Wojeck G.A., Nigg H.N., Braman R.S., Stamper J.H. & Rouseff R.L. (1982) “Worker exposed to arsenic in Florida grapefruit spray operations” Archives of Environmental Contamination & Toxicology, 11(6), 661-667.

Van Dyk L.P. (1976) “Parathion persistence on South African citrus.” Archives of Environmental Contamination & Toxicology 4(1), 289-311.

Verzera A., Trozzi A., Dugo G., Di Bella G. & Cotroneo A. “Biological lemon & sweet orange essential oil composition” Flav. & Frag. J. 19, 544-548.

Abstract: The volatile fraction composition of sweet orange and lemon oils obtained using biological and traditional cultivation is reported. The oils came from Sicily and were industrially obtained. The aim of the research was to establish whether the use of pesticides in citrus cultivation could influence the essential oil composition.

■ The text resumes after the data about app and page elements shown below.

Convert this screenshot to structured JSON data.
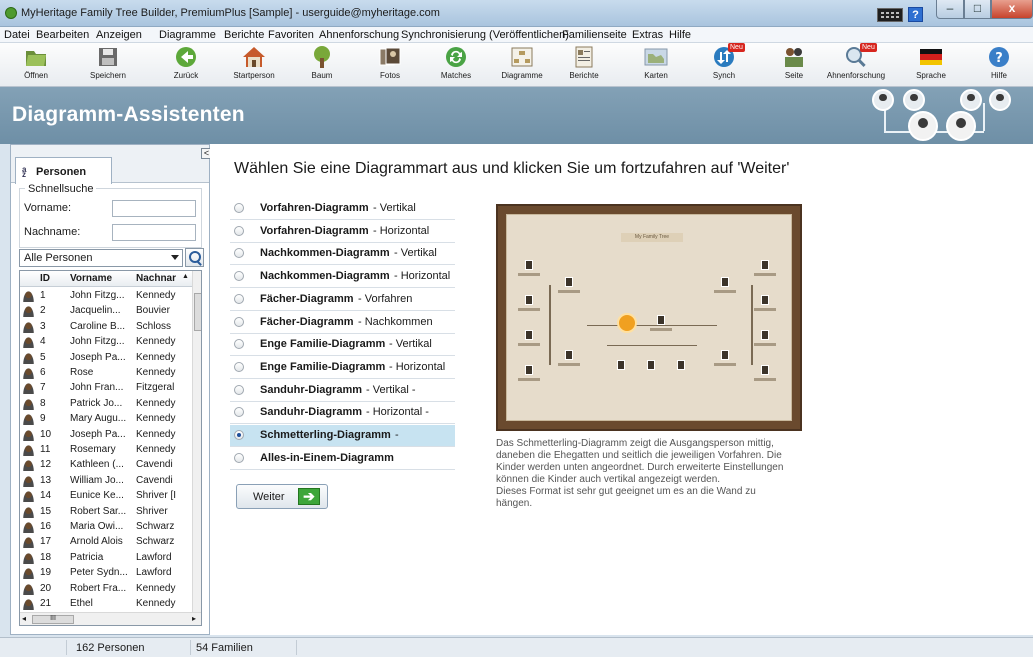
{
  "window": {
    "title": "MyHeritage Family Tree Builder, PremiumPlus [Sample] - userguide@myheritage.com",
    "minimize": "–",
    "maximize": "□",
    "close": "x",
    "help": "?"
  },
  "menu": [
    "Datei",
    "Bearbeiten",
    "Anzeigen",
    "Diagramme",
    "Berichte",
    "Favoriten",
    "Ahnenforschung",
    "Synchronisierung (Veröffentlichen)",
    "Familienseite",
    "Extras",
    "Hilfe"
  ],
  "toolbar": [
    {
      "label": "Öffnen",
      "icon": "folder-icon"
    },
    {
      "label": "Speichern",
      "icon": "save-icon"
    },
    {
      "label": "Zurück",
      "icon": "back-arrow-icon"
    },
    {
      "label": "Startperson",
      "icon": "home-icon"
    },
    {
      "label": "Baum",
      "icon": "tree-icon"
    },
    {
      "label": "Fotos",
      "icon": "photos-icon"
    },
    {
      "label": "Matches",
      "icon": "matches-icon"
    },
    {
      "label": "Diagramme",
      "icon": "chart-icon"
    },
    {
      "label": "Berichte",
      "icon": "reports-icon"
    },
    {
      "label": "Karten",
      "icon": "map-icon"
    },
    {
      "label": "Synch",
      "icon": "sync-icon",
      "badge": "Neu"
    },
    {
      "label": "Seite",
      "icon": "site-icon"
    },
    {
      "label": "Ahnenforschung",
      "icon": "research-icon",
      "badge": "Neu"
    },
    {
      "label": "Sprache",
      "icon": "flag-icon"
    },
    {
      "label": "Hilfe",
      "icon": "help-icon"
    }
  ],
  "banner": {
    "title": "Diagramm-Assistenten"
  },
  "left": {
    "tab": "Personen",
    "collapse": "<",
    "quicksearch": {
      "legend": "Schnellsuche",
      "first_label": "Vorname:",
      "last_label": "Nachname:",
      "first_value": "",
      "last_value": ""
    },
    "filter": "Alle Personen",
    "columns": [
      "ID",
      "Vorname",
      "Nachnar"
    ],
    "rows": [
      {
        "id": "1",
        "first": "John Fitzg...",
        "last": "Kennedy"
      },
      {
        "id": "2",
        "first": "Jacquelin...",
        "last": "Bouvier"
      },
      {
        "id": "3",
        "first": "Caroline B...",
        "last": "Schloss"
      },
      {
        "id": "4",
        "first": "John Fitzg...",
        "last": "Kennedy"
      },
      {
        "id": "5",
        "first": "Joseph Pa...",
        "last": "Kennedy"
      },
      {
        "id": "6",
        "first": "Rose",
        "last": "Kennedy"
      },
      {
        "id": "7",
        "first": "John Fran...",
        "last": "Fitzgeral"
      },
      {
        "id": "8",
        "first": "Patrick Jo...",
        "last": "Kennedy"
      },
      {
        "id": "9",
        "first": "Mary Augu...",
        "last": "Kennedy"
      },
      {
        "id": "10",
        "first": "Joseph Pa...",
        "last": "Kennedy"
      },
      {
        "id": "11",
        "first": "Rosemary",
        "last": "Kennedy"
      },
      {
        "id": "12",
        "first": "Kathleen (...",
        "last": "Cavendi"
      },
      {
        "id": "13",
        "first": "William Jo...",
        "last": "Cavendi"
      },
      {
        "id": "14",
        "first": "Eunice Ke...",
        "last": "Shriver [I"
      },
      {
        "id": "15",
        "first": "Robert Sar...",
        "last": "Shriver"
      },
      {
        "id": "16",
        "first": "Maria Owi...",
        "last": "Schwarz"
      },
      {
        "id": "17",
        "first": "Arnold Alois",
        "last": "Schwarz"
      },
      {
        "id": "18",
        "first": "Patricia",
        "last": "Lawford"
      },
      {
        "id": "19",
        "first": "Peter Sydn...",
        "last": "Lawford"
      },
      {
        "id": "20",
        "first": "Robert Fra...",
        "last": "Kennedy"
      },
      {
        "id": "21",
        "first": "Ethel",
        "last": "Kennedy"
      }
    ],
    "hscroll_grip": "III"
  },
  "main": {
    "prompt": "Wählen Sie eine Diagrammart aus und klicken Sie um fortzufahren auf 'Weiter'",
    "options": [
      {
        "name": "Vorfahren-Diagramm",
        "sub": "- Vertikal",
        "selected": false
      },
      {
        "name": "Vorfahren-Diagramm",
        "sub": "- Horizontal",
        "selected": false
      },
      {
        "name": "Nachkommen-Diagramm",
        "sub": "- Vertikal",
        "selected": false
      },
      {
        "name": "Nachkommen-Diagramm",
        "sub": "- Horizontal",
        "selected": false
      },
      {
        "name": "Fächer-Diagramm",
        "sub": "- Vorfahren",
        "selected": false
      },
      {
        "name": "Fächer-Diagramm",
        "sub": "- Nachkommen",
        "selected": false
      },
      {
        "name": "Enge Familie-Diagramm",
        "sub": "- Vertikal",
        "selected": false
      },
      {
        "name": "Enge Familie-Diagramm",
        "sub": "- Horizontal",
        "selected": false
      },
      {
        "name": "Sanduhr-Diagramm",
        "sub": "- Vertikal -",
        "selected": false
      },
      {
        "name": "Sanduhr-Diagramm",
        "sub": "- Horizontal -",
        "selected": false
      },
      {
        "name": "Schmetterling-Diagramm",
        "sub": "-",
        "selected": true
      },
      {
        "name": "Alles-in-Einem-Diagramm",
        "sub": "",
        "selected": false
      }
    ],
    "next_button": "Weiter",
    "next_arrow": "➔",
    "preview_title": "My Family Tree",
    "description": [
      "Das Schmetterling-Diagramm zeigt die Ausgangsperson mittig,",
      "daneben die Ehegatten und seitlich die jeweiligen Vorfahren. Die",
      "Kinder werden unten angeordnet. Durch erweiterte Einstellungen",
      "können die Kinder auch vertikal angezeigt werden.",
      "Dieses Format ist sehr gut geeignet um es an die Wand zu",
      "hängen."
    ]
  },
  "status": {
    "persons": "162 Personen",
    "families": "54 Familien"
  },
  "colors": {
    "banner": "#7896ab",
    "selected_option": "#c7e3f1",
    "next_arrow": "#3da63a"
  }
}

The volatile fraction was analysed by HRGC and HRGC-MS. The content of organophosphorus and organochlorine pesticides was determined by HRGC-FPD and HRGC-ECD. Differences in the oil composition resulted, especially in the content of carbonyl compounds; the results obtained, altogether, show that the biological oils are of higher quality in terms of their composition than traditional ones.

See table

Yoon H.R., Lee E.J. Park M.K & Park J.H. (1998) “Sulphuric acid pre-treatment for the simultaneous GC screening of organochlorine & organophosphorus pesticides in herbal essential oils.” Chromatographia 47(9/10), 587-592.

Zuin V. G. & Vilegas J.H.Y. (1999) “Pesticide residues in medicinal plants & phytomedicines” Phytotherapy Research 14(2), 73-88. 

Abstract: Pesticides, which are mainly applied on crops for the protection of plants against a range of pests, have been found in crude medicinal plants as well as in infusions, decoctions, tinctures and essential oils. This fact has caused concern in various segments of society and scientific investigation has been demanded to assess the health hazards more accurately. The present review covers more than 30 years (1963-1998) of published methods of analysing pesticide residues in medicinal plants, with special emphasis on the relevance of these matrices, the legislation, the risks involved in using material containing uncontrolled amounts of residues and the possible effects of technological factors on the proportion of pesticides transferred from the raw material to the end-product.

 

Zuin V.G., Yariwake J.H. & Lancas F.M. (2003) “Analysis of pesticide residues in Brazilian medicinal plants: matrix solid phase disperaion vs. conventional (European Pharmacopoeia) methods.” J. Braz. Chem. Soc. 14(2) available at http://www.scielo.br/scielo.php?script=sci_arttext&pid=S0103-50532003000200019&lng=es&nrm=iso&tlng=en

Abstract: This paper proposes a method based on matrix solid phase dispersion (MSPD) to determine the presence of organochlorine (OC) and organophosphorus (OP) pesticide residues in species of Passiflora L. (passion fruit) leaves by gas chromatography, using an electron capture detector (HRGC-ECD). A comparison with conventional methods, mainly the European Pharmacopoeia method (EP), showed MSPD to be efficient, fast, simple and easy to perform. To date, there are no official methods or limits that take into account Brazil's "real life" conditions in the analysis of pesticides in medicinal plants and phytomedicines, and the MSPD method described herein has proved to be a feasible one for the analysis of Passiflora L-based phytomedicines.

Zuin V.G., Yariwake J.H. & Bicci C. (2003) “Fast supercritical fluid extraction & high-resolution GG with electron-capture & flame photometric detection for multi-residue screening of organochlorine and organophosphorus pesticides in Brazil’s medicinal plants.” J. of Chromatography A. 985(1), 159-166.